## PROBLEM DESCRIPTION
Every line below is to be copied exactly, with the pictures left out.

Dataset entries:
########################################
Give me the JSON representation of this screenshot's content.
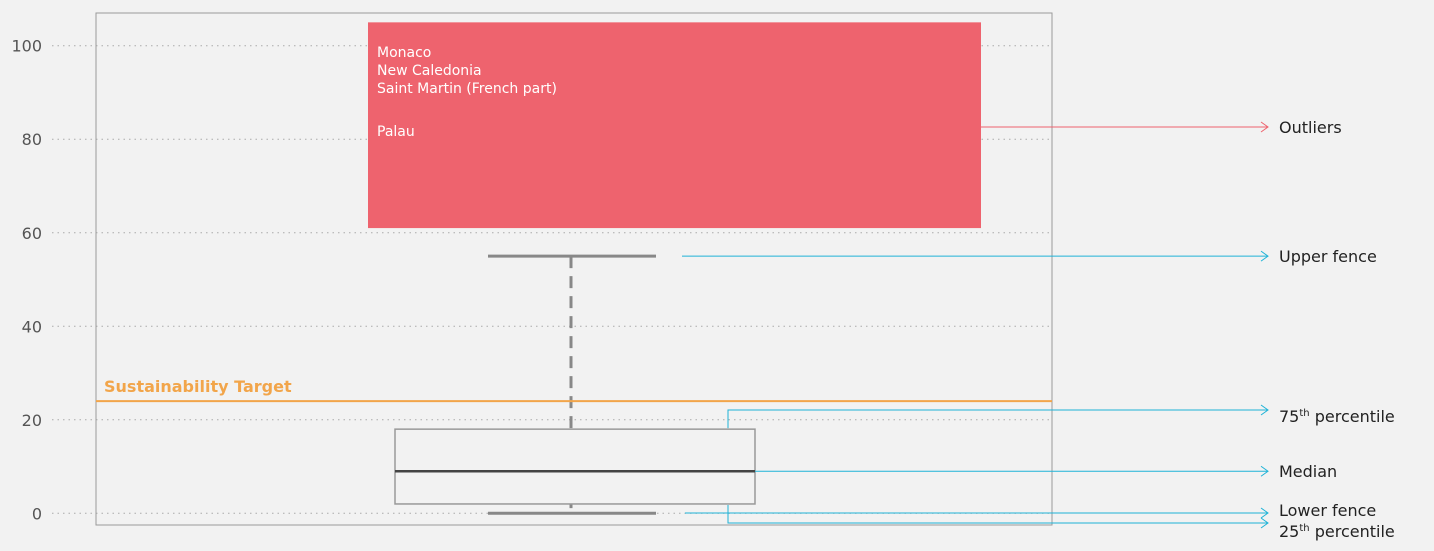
{
  "chart_data": {
    "type": "boxplot",
    "ylim": [
      -2.5,
      107
    ],
    "yticks": [
      0,
      20,
      40,
      60,
      80,
      100
    ],
    "box": {
      "q1": 2,
      "median": 9,
      "q3": 18,
      "lower_fence": 0,
      "upper_fence": 55
    },
    "outlier_region": {
      "y_min": 61,
      "y_max": 105,
      "labels": [
        "Monaco",
        "New Caledonia",
        "Saint Martin (French part)",
        "Palau"
      ]
    },
    "target": {
      "label": "Sustainability Target",
      "value": 24
    },
    "annotations": {
      "outliers": "Outliers",
      "upper_fence": "Upper fence",
      "q3_prefix": "75",
      "q3_sup": "th",
      "q3_suffix": " percentile",
      "median": "Median",
      "lower_fence": "Lower fence",
      "q1_prefix": "25",
      "q1_sup": "th",
      "q1_suffix": " percentile"
    },
    "grid": true,
    "colors": {
      "outlier": "#ee636e",
      "annotation_blue": "#1fb3d7",
      "annotation_red": "#ee636e",
      "target": "#f2a54a",
      "whisker": "#888888",
      "median": "#444444",
      "box_stroke": "#999999",
      "frame": "#9a9a9a",
      "grid": "#aaaaaa"
    }
  }
}
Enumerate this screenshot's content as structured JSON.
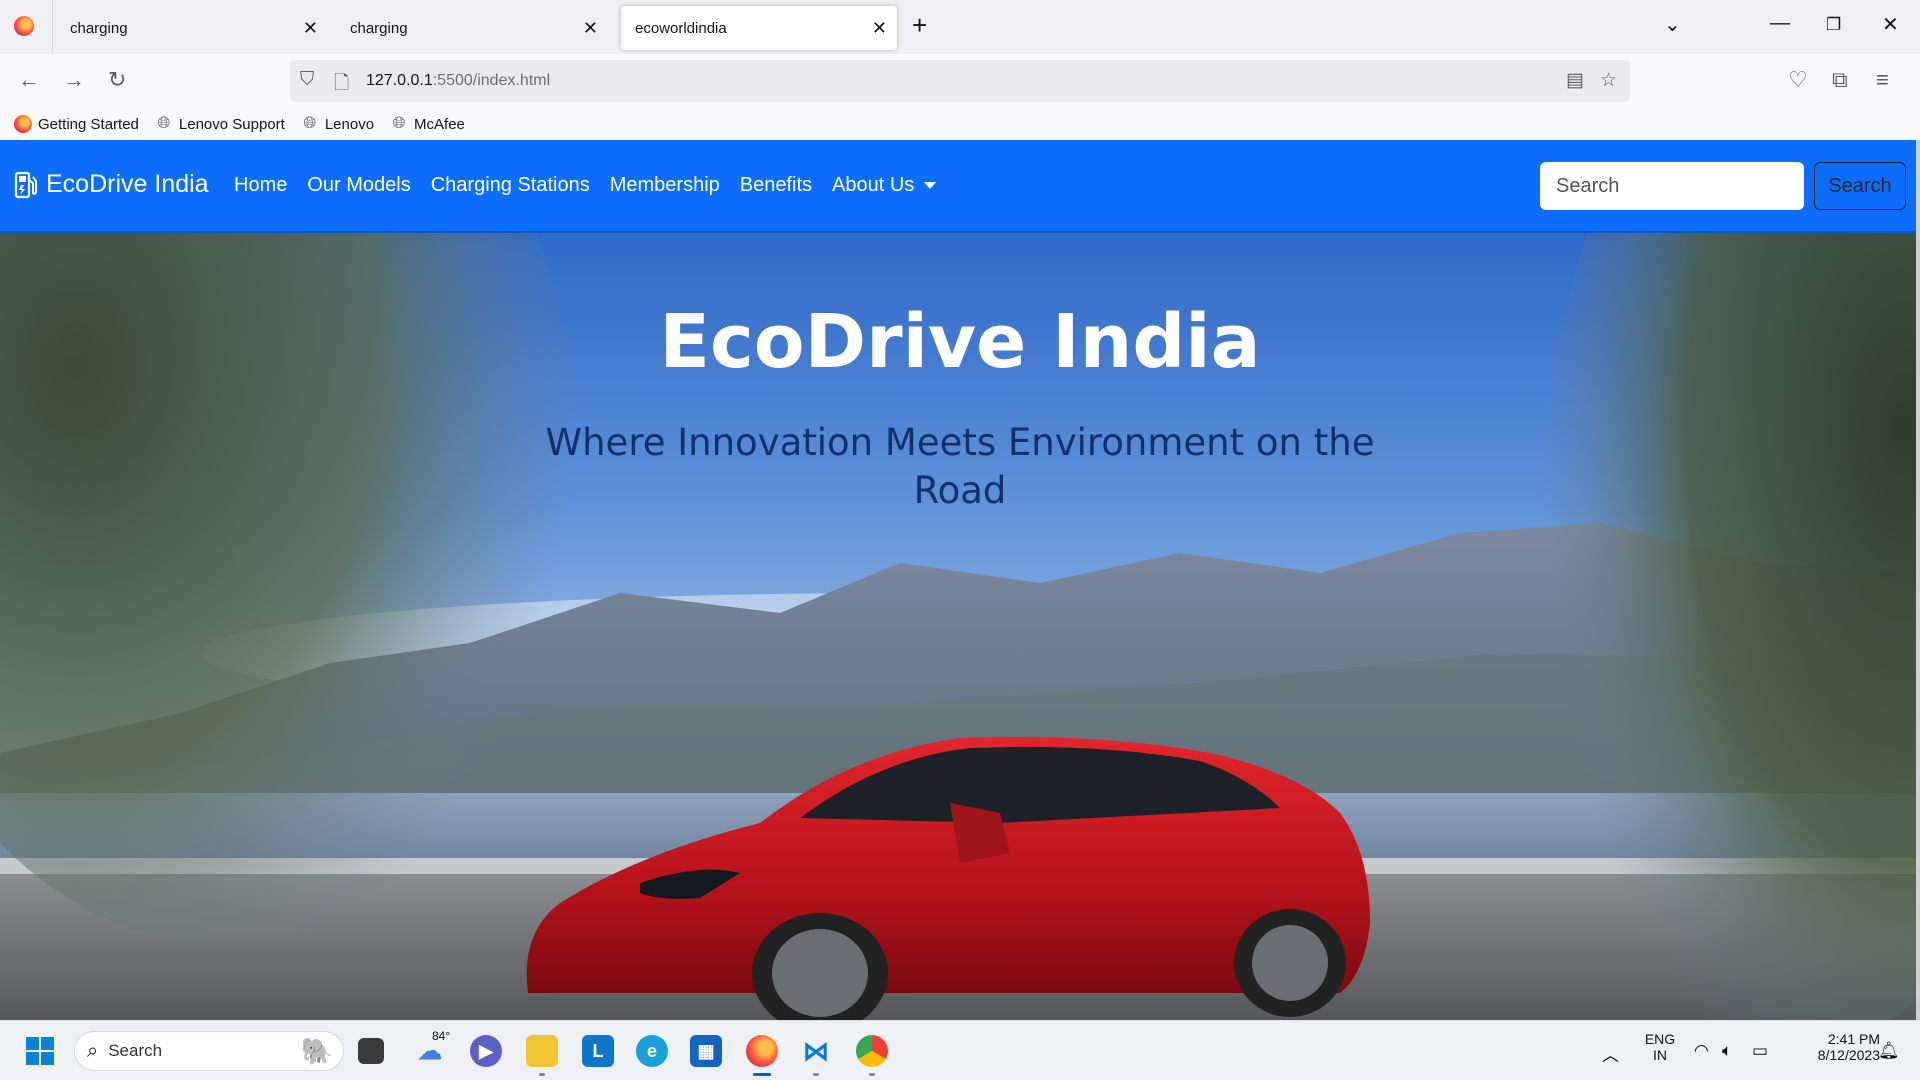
{
  "browser": {
    "tabs": [
      {
        "label": "charging",
        "active": false
      },
      {
        "label": "charging",
        "active": false
      },
      {
        "label": "ecoworldindia",
        "active": true
      }
    ],
    "url_host": "127.0.0.1",
    "url_path": ":5500/index.html",
    "bookmarks": [
      "Getting Started",
      "Lenovo Support",
      "Lenovo",
      "McAfee"
    ]
  },
  "site": {
    "brand": "EcoDrive India",
    "nav": [
      "Home",
      "Our Models",
      "Charging Stations",
      "Membership",
      "Benefits",
      "About Us"
    ],
    "search_placeholder": "Search",
    "search_button": "Search",
    "hero_title": "EcoDrive India",
    "hero_subtitle": "Where Innovation Meets Environment on the Road"
  },
  "taskbar": {
    "search_label": "Search",
    "weather_temp": "84°",
    "language": "ENG",
    "region": "IN",
    "time": "2:41 PM",
    "date": "8/12/2023"
  },
  "colors": {
    "navbar": "#0d6efd",
    "car": "#c8151b"
  }
}
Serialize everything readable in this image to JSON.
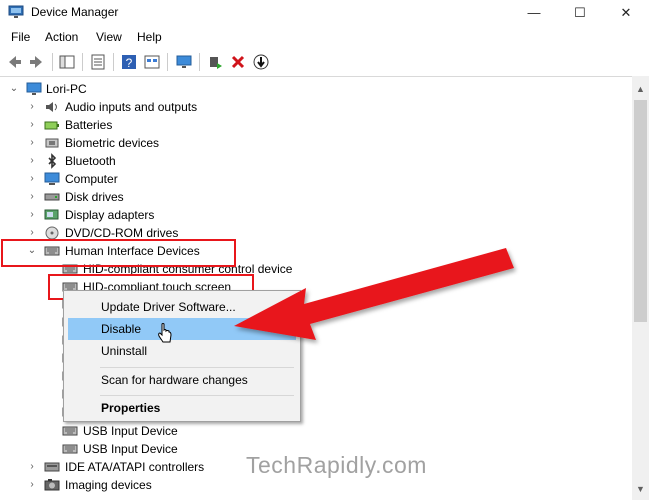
{
  "window": {
    "title": "Device Manager",
    "minimize": "—",
    "maximize": "☐",
    "close": "✕"
  },
  "menu": {
    "file": "File",
    "action": "Action",
    "view": "View",
    "help": "Help"
  },
  "tree": {
    "root": "Lori-PC",
    "categories": [
      "Audio inputs and outputs",
      "Batteries",
      "Biometric devices",
      "Bluetooth",
      "Computer",
      "Disk drives",
      "Display adapters",
      "DVD/CD-ROM drives",
      "Human Interface Devices"
    ],
    "hid_children": [
      "HID-compliant consumer control device",
      "HID-compliant touch screen",
      "USB Input Device",
      "USB Input Device"
    ],
    "after": [
      "IDE ATA/ATAPI controllers",
      "Imaging devices"
    ]
  },
  "context_menu": {
    "update": "Update Driver Software...",
    "disable": "Disable",
    "uninstall": "Uninstall",
    "scan": "Scan for hardware changes",
    "properties": "Properties"
  },
  "watermark": "TechRapidly.com",
  "colors": {
    "highlight_box": "#e8161b",
    "arrow": "#e8161b",
    "menu_highlight": "#91c9f7"
  }
}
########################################
## SOLUTION TO THE EXERCISE
Give me the JSON representation of this screenshot's content.
{
  "chart_data": {
    "type": "boxplot",
    "ylim": [
      -2.5,
      107
    ],
    "yticks": [
      0,
      20,
      40,
      60,
      80,
      100
    ],
    "box": {
      "q1": 2,
      "median": 9,
      "q3": 18,
      "lower_fence": 0,
      "upper_fence": 55
    },
    "outlier_region": {
      "y_min": 61,
      "y_max": 105,
      "labels": [
        "Monaco",
        "New Caledonia",
        "Saint Martin (French part)",
        "Palau"
      ]
    },
    "target": {
      "label": "Sustainability Target",
      "value": 24
    },
    "annotations": {
      "outliers": "Outliers",
      "upper_fence": "Upper fence",
      "q3_prefix": "75",
      "q3_sup": "th",
      "q3_suffix": " percentile",
      "median": "Median",
      "lower_fence": "Lower fence",
      "q1_prefix": "25",
      "q1_sup": "th",
      "q1_suffix": " percentile"
    },
    "grid": true,
    "colors": {
      "outlier": "#ee636e",
      "annotation_blue": "#1fb3d7",
      "annotation_red": "#ee636e",
      "target": "#f2a54a",
      "whisker": "#888888",
      "median": "#444444",
      "box_stroke": "#999999",
      "frame": "#9a9a9a",
      "grid": "#aaaaaa"
    }
  }
}
Enumerate this screenshot's content as structured JSON.
{
  "browser": {
    "tabs": [
      {
        "label": "charging",
        "active": false
      },
      {
        "label": "charging",
        "active": false
      },
      {
        "label": "ecoworldindia",
        "active": true
      }
    ],
    "url_host": "127.0.0.1",
    "url_path": ":5500/index.html",
    "bookmarks": [
      "Getting Started",
      "Lenovo Support",
      "Lenovo",
      "McAfee"
    ]
  },
  "site": {
    "brand": "EcoDrive India",
    "nav": [
      "Home",
      "Our Models",
      "Charging Stations",
      "Membership",
      "Benefits",
      "About Us"
    ],
    "search_placeholder": "Search",
    "search_button": "Search",
    "hero_title": "EcoDrive India",
    "hero_subtitle": "Where Innovation Meets Environment on the Road"
  },
  "taskbar": {
    "search_label": "Search",
    "weather_temp": "84°",
    "language": "ENG",
    "region": "IN",
    "time": "2:41 PM",
    "date": "8/12/2023"
  },
  "colors": {
    "navbar": "#0d6efd",
    "car": "#c8151b"
  }
}
Serialize everything readable in this image to JSON.
{
  "window": {
    "title": "Device Manager",
    "minimize": "—",
    "maximize": "☐",
    "close": "✕"
  },
  "menu": {
    "file": "File",
    "action": "Action",
    "view": "View",
    "help": "Help"
  },
  "tree": {
    "root": "Lori-PC",
    "categories": [
      "Audio inputs and outputs",
      "Batteries",
      "Biometric devices",
      "Bluetooth",
      "Computer",
      "Disk drives",
      "Display adapters",
      "DVD/CD-ROM drives",
      "Human Interface Devices"
    ],
    "hid_children": [
      "HID-compliant consumer control device",
      "HID-compliant touch screen",
      "USB Input Device",
      "USB Input Device"
    ],
    "after": [
      "IDE ATA/ATAPI controllers",
      "Imaging devices"
    ]
  },
  "context_menu": {
    "update": "Update Driver Software...",
    "disable": "Disable",
    "uninstall": "Uninstall",
    "scan": "Scan for hardware changes",
    "properties": "Properties"
  },
  "watermark": "TechRapidly.com",
  "colors": {
    "highlight_box": "#e8161b",
    "arrow": "#e8161b",
    "menu_highlight": "#91c9f7"
  }
}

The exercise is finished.